Tag Archives: Francine Friedman

Short and Sweet: The American Short Story

American writers of short stories used to be regarded as less prominent than novelists. In fact, many readers would anxiously await their favorite short-story authors to embark on a novel, as they considered their short stories something of a warm-up exercise. And when that novel was born, such writers would often be referred to by […]

American Authors of Short Stories – Part Two

Katherine Anne Porter (1890-1980) was born Callie Russel Porter to Harrison Boone Porter and Mary Alice (Jones) Porter.  Her father had a cousin who was an American writer: O. Henry, whose real name was William Sydney Porter.   Perhaps those literary genes ran in the family.  When Callie was two years old, her mother died and […]

American Authors of Short Stories – Part One

Stories are a part of life.  They’re everywhere.  We relate them over the phone to friends who live miles away.  We share some tales of our youth to our children during those rare moments when we have their undivided attention.  We hear their own stories when we ask how their days went at school.  We […]

Genres…and More

So many choices, where to begin? For years, newspapers have been dividing bestsellers into Fiction and Non-fiction. Yet if one digs deeper into these two genres, a stream of sub-genres emerges. FICTION: Fantasy explores alternate worlds, timelines, and universes, often taking individuals from reality into an entirely imagined realm. Tolkien’s Lord of the Rings may […]

Nothing to Envy

Although I enjoy reading many genres, fiction is my favorite. I love to be transported to another neighborhood, city, state, country, continent, or world.  Nonetheless, I was talking with a friend about global affairs, when she recommended a non-fiction book, Nothing to Envy: Ordinary Lives in North Korea. Before reading the book, I wanted to […]

Grammar Rules

Grammar rules rule—or do they? They certainly did in my day. As a grade school student many decades ago, I would anxiously approach the blackboard when called upon to diagram sentences. The challenge back then was analogous to completing a crossword puzzle in The New York Times today. Years later when I was teaching English […]

Studs Terkel . . . One of a Kind

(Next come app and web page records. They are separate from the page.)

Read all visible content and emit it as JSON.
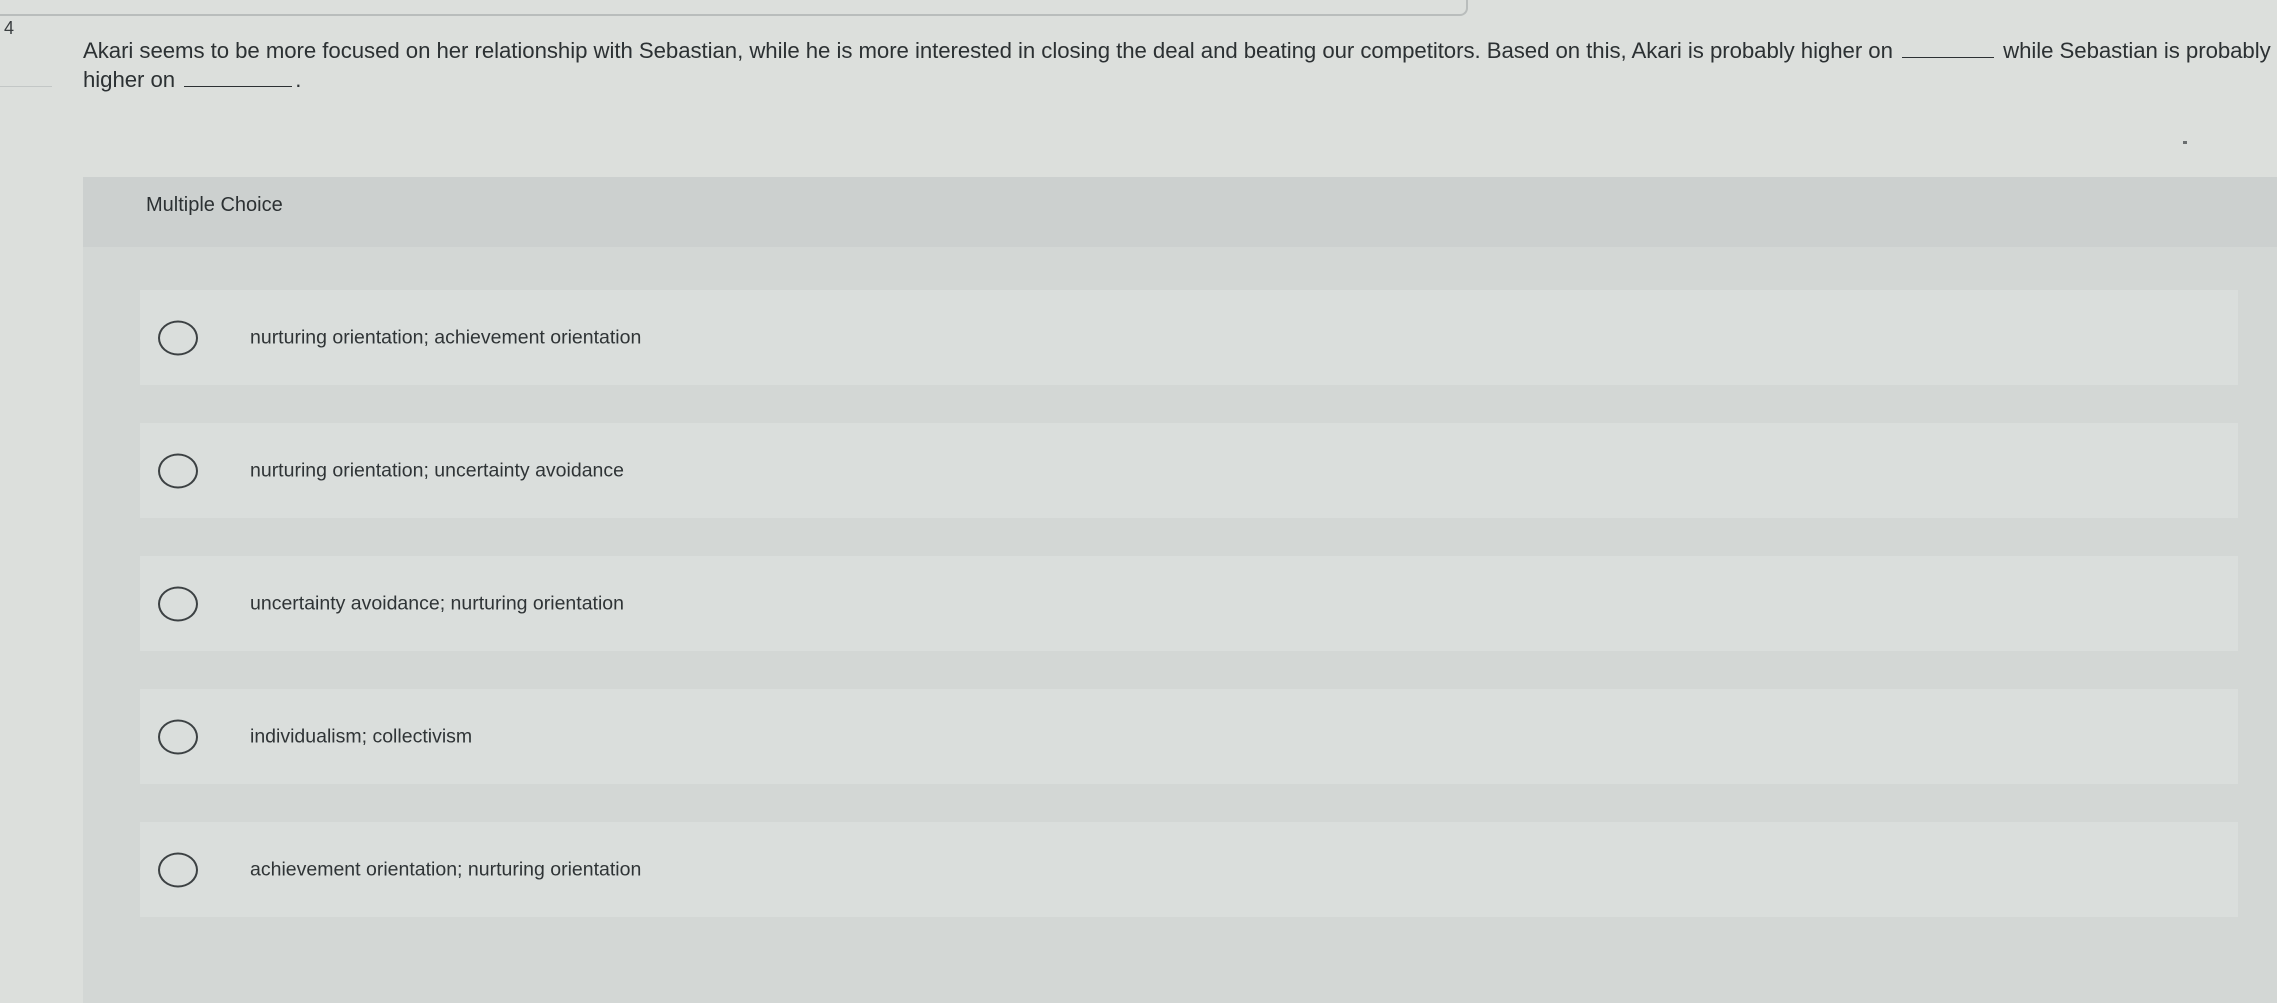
{
  "question": {
    "number": "4",
    "text_part1": "Akari seems to be more focused on her relationship with Sebastian, while he is more interested in closing the deal and beating our competitors. Based on this, Akari is probably higher on",
    "text_part2": "while Sebastian is probably higher on",
    "text_end": "."
  },
  "multiple_choice": {
    "header": "Multiple Choice",
    "options": [
      {
        "label": "nurturing orientation; achievement orientation",
        "selected": false
      },
      {
        "label": "nurturing orientation; uncertainty avoidance",
        "selected": false
      },
      {
        "label": "uncertainty avoidance; nurturing orientation",
        "selected": false
      },
      {
        "label": "individualism; collectivism",
        "selected": false
      },
      {
        "label": "achievement orientation; nurturing orientation",
        "selected": false
      }
    ]
  }
}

Louis “Studs” Terkel was born in the Bronx in 1912 to Russian-Jewish parents who relocated to Chicago when he was eleven.  His father opened a rooming house for immigrants, which introduced the young Terkel to people of all cultures and ethnic backgrounds. No wonder his books are filled with such memorable characters. Studs got his […]